It’s always bittersweet when good things to come to an end. So it was with “Downtown Abbey”…and, mercifully, Julian Fellowes didn’t kill anybody off at the last minute. (Oops! I should have said, “Spoiler Alert!” But, then, what kind of “Downtown Abbey” fanatic are you if you haven’t seen the finale yet?)
Of course, we’ll miss all of the characters, but most especially the Dowager Countess of Grantham. There are just too few good role models for ladies of a certain age. (And, will someone please tell me why we call it a certain age when it would be so much more accurate to call it an “uncertain” age?) Dame Maggie Smith gave us an enduring gift with her performance.
Sadly, former First Lady Nancy Reagan died last weekend as well. Say what you will (and I’m not going to relitigate her husband’s policies), Nancy always looked good. My mother was not a fan of her husband, but I remember how glad she was that it was Nancy—not Rosalynn Carter—who represented the United States at the royal wedding of Prince Charles and Lady Diana. Mother knew Nancy would represent the country well, and she did—in Galanos. Mother never really got over Mrs. Carter wearing the same gown for the inaugural balls in 1977 that she had worn to her husband’s inaugural ball as governor in 1971. As Mother said, “If your husband being inaugurated president of the United States is not the occasion for a new dress, I don’t know what is.” Indeed, Mother, indeed.
But there’s one other person I’d like to say farewell to this week (even if she’s still around), and it’s been a long time coming. I need to get this down before I have a cocktail as I have promised myself that I’ll never write or talk about Caitlyn Jenner after imbibing. OK, what I mean by talk is—not in front of a camera. Buy me a couple of martinis, and I’ll tell you what I really think of Ms. Jenner in general and her support for Ted Cruz in particular. For this column, I’ll repeat what Ms. Jenner said about Secretary Clinton. “She couldn’t care less about women, she only cares about herself.” Well, dearie, since you support Senator Cruz, I would only change your quote to add the word “transgendered” in front of “women” before throwing it right back at you. (For non- Southerners, “dearie” is a code word; it actually means something a whole lot less than dear.)
I guess it’s true—I’m just a sucker for overprivileged ladies. They may be real or imaginary, beautiful or merely stylish. They may reside in dower houses on fictional estates in Yorkshire or live for real in the White House. Some of them marry former kings of England; some of them marry into the American aristocracy (and yes, there is such a thing.) Sometimes they are played on television and in movies by Oscar-winning actresses; sometimes they can only be seen in old newsreel footage. We never really know them—partly because they’re NEVER in a reality series.
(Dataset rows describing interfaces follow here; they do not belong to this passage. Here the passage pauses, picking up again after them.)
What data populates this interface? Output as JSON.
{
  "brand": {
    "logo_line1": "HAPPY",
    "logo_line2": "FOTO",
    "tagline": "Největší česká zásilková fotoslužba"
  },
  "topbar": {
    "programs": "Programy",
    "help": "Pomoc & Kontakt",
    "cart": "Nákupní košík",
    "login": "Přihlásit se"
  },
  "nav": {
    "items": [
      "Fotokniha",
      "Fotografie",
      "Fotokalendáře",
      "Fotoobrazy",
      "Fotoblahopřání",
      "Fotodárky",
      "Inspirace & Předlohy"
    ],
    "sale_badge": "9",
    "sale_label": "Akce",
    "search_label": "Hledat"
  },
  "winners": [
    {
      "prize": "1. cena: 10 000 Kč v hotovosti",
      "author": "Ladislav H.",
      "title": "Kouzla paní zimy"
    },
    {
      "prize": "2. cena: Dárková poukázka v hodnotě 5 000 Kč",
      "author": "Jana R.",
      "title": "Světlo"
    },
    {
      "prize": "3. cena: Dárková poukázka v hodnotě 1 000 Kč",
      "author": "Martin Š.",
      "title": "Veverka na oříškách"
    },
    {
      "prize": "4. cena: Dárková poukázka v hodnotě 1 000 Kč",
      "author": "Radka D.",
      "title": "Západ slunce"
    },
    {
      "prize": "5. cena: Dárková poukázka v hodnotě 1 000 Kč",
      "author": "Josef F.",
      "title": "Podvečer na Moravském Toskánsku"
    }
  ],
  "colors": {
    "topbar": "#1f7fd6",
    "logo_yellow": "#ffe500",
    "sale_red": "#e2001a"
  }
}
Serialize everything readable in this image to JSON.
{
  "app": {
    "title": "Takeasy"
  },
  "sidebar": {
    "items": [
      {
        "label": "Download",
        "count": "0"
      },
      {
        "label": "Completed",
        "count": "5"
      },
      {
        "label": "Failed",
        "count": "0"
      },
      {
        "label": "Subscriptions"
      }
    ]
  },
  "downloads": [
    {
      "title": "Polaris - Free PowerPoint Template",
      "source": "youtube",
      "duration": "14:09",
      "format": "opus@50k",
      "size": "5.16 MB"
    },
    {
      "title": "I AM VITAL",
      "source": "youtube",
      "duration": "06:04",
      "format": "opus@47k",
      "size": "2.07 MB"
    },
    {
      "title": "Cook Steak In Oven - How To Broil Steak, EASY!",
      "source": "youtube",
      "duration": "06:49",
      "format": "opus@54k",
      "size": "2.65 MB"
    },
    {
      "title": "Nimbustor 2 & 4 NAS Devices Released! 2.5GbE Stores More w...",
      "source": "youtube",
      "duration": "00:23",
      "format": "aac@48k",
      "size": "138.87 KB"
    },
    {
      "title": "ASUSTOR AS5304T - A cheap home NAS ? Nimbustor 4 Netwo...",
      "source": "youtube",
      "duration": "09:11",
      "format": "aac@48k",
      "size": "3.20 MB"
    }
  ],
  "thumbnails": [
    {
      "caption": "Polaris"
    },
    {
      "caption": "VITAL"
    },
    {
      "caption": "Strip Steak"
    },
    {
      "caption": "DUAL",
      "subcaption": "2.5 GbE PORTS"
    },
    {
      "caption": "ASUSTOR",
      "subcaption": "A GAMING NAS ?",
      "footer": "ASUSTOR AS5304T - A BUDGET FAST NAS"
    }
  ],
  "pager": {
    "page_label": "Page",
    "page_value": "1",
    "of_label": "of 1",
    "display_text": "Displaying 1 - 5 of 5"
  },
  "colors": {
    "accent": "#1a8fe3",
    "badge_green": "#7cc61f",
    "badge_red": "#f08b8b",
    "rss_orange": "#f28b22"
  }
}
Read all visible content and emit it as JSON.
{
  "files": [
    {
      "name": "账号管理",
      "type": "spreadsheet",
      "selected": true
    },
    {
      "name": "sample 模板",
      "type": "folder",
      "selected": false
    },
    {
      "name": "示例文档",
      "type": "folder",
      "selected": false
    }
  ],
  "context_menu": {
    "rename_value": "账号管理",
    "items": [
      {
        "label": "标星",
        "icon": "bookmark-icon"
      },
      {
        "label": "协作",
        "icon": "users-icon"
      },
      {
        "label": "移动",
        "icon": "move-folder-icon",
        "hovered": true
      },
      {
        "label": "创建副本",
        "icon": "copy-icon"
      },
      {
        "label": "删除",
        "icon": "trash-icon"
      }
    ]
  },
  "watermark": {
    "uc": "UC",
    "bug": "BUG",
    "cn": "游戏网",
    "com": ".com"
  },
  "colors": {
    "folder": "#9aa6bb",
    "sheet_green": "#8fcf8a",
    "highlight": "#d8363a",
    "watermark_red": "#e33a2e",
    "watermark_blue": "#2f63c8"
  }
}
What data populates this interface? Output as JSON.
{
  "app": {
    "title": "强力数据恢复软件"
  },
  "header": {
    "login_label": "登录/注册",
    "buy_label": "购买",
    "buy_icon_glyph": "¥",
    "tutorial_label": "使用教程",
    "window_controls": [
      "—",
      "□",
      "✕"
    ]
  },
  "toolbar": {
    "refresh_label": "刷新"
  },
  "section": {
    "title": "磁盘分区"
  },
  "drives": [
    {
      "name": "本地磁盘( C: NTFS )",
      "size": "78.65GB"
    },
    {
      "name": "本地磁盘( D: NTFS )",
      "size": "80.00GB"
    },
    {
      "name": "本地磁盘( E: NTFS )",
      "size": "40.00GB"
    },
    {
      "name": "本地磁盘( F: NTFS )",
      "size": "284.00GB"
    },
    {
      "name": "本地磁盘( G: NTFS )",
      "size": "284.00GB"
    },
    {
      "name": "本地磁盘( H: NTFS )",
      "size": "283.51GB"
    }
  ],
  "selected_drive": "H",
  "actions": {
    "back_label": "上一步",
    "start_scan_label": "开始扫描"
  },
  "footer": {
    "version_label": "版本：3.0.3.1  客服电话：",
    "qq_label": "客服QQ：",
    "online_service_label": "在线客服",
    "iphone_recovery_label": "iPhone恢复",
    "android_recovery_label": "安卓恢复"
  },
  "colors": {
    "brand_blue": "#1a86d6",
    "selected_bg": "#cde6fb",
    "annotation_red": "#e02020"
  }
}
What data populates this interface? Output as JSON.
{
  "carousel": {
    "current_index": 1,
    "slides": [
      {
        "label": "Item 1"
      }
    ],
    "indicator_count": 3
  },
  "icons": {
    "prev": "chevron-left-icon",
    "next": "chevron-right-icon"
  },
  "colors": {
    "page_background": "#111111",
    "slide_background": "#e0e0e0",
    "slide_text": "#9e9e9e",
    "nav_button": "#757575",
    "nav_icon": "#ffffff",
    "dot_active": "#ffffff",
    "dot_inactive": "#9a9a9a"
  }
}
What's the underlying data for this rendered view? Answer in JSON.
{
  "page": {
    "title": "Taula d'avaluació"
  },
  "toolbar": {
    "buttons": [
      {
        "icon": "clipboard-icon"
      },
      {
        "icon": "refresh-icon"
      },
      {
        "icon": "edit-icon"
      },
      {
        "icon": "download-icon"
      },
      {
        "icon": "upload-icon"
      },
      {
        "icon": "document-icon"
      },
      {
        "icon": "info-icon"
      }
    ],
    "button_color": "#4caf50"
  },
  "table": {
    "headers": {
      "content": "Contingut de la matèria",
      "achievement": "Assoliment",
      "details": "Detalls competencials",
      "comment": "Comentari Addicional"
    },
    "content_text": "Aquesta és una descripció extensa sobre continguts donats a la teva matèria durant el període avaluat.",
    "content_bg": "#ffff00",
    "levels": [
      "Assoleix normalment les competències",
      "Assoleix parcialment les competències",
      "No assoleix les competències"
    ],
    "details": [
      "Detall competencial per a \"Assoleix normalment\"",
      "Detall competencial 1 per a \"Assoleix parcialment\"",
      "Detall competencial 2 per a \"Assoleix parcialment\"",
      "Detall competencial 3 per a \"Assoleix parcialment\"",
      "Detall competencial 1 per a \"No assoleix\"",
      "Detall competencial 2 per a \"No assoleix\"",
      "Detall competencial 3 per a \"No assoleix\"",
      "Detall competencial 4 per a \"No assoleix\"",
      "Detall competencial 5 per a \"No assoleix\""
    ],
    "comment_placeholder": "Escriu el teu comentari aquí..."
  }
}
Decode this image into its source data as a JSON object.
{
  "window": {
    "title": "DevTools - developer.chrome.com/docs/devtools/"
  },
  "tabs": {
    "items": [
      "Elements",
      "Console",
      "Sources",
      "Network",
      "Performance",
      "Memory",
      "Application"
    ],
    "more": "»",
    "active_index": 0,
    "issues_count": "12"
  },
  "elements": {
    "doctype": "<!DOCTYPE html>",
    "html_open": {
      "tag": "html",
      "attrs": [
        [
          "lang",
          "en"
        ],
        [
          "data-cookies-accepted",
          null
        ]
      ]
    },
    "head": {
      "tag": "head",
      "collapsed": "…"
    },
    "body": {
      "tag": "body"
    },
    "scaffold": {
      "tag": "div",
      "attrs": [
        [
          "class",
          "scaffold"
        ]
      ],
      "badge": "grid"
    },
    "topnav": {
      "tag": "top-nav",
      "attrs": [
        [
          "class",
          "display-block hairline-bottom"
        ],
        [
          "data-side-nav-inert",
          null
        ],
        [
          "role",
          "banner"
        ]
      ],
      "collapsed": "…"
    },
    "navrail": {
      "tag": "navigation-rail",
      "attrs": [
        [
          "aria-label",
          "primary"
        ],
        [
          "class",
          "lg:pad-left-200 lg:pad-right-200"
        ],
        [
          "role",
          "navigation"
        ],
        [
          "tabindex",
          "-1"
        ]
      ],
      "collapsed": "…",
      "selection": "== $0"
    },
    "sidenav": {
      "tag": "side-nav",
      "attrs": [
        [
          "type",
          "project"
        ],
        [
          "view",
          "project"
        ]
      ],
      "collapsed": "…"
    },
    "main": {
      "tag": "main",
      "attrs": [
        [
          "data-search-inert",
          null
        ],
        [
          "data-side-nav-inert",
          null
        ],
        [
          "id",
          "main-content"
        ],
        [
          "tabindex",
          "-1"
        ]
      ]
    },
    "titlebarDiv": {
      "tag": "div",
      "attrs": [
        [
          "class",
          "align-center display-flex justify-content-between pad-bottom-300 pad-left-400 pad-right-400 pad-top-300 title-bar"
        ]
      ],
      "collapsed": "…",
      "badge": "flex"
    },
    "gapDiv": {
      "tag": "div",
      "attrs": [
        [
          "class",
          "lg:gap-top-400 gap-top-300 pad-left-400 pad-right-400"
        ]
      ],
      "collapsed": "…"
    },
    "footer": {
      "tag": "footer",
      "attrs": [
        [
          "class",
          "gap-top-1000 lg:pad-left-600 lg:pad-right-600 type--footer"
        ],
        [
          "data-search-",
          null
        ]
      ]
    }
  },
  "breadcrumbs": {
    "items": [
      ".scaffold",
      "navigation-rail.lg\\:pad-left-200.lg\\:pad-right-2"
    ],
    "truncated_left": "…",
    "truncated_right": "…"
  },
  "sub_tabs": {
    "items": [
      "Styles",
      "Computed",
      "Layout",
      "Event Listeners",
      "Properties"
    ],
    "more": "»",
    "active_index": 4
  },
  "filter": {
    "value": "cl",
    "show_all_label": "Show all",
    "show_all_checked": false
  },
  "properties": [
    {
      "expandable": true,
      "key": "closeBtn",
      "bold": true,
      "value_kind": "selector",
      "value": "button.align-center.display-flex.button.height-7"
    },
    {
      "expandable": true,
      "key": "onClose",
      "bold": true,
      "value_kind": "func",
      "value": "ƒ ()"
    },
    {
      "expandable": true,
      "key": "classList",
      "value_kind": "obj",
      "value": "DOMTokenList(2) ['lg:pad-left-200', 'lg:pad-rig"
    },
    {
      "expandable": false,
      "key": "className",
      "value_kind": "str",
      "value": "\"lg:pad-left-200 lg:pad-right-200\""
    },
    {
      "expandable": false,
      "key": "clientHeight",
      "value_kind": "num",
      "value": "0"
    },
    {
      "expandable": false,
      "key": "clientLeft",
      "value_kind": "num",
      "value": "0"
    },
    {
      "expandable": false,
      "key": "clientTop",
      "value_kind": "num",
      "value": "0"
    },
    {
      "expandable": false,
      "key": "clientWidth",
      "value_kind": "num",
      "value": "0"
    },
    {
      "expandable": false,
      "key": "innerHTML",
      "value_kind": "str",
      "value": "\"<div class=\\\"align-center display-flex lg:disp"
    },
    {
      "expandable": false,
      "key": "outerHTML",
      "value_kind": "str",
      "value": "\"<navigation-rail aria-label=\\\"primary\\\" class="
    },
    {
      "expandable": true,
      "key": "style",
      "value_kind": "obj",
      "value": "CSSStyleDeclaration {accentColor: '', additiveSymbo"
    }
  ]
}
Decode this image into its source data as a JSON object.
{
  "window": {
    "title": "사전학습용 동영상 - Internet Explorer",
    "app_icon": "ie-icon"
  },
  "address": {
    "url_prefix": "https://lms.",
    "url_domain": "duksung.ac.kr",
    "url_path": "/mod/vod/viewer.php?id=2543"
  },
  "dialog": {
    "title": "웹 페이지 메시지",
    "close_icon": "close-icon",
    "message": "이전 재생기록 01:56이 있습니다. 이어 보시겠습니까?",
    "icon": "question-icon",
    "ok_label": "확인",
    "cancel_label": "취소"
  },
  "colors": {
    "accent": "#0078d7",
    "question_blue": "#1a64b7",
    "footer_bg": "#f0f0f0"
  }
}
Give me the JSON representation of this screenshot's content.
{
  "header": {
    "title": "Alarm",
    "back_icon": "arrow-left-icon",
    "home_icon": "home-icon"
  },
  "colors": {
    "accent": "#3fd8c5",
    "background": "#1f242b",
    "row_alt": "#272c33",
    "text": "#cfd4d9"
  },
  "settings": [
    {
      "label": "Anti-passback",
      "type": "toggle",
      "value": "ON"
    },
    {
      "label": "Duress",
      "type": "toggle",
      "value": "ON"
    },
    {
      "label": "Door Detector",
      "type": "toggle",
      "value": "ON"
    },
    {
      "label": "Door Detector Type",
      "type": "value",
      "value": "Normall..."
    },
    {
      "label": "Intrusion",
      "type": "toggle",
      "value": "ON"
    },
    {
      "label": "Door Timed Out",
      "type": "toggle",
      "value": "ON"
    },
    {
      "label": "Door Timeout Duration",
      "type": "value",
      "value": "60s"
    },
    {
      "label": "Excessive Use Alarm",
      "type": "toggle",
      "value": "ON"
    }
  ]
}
So, Caitlyn, sweetie (same code as above), I’d say you have the overprivileged part down pat. But, you’ve got a lot of work to do on the “lady” part. And “when you talk like that, I’m tempted to ring for Nanny and have you put to bed with no supper.” See, we’ve learned so much from the Dowager Countess.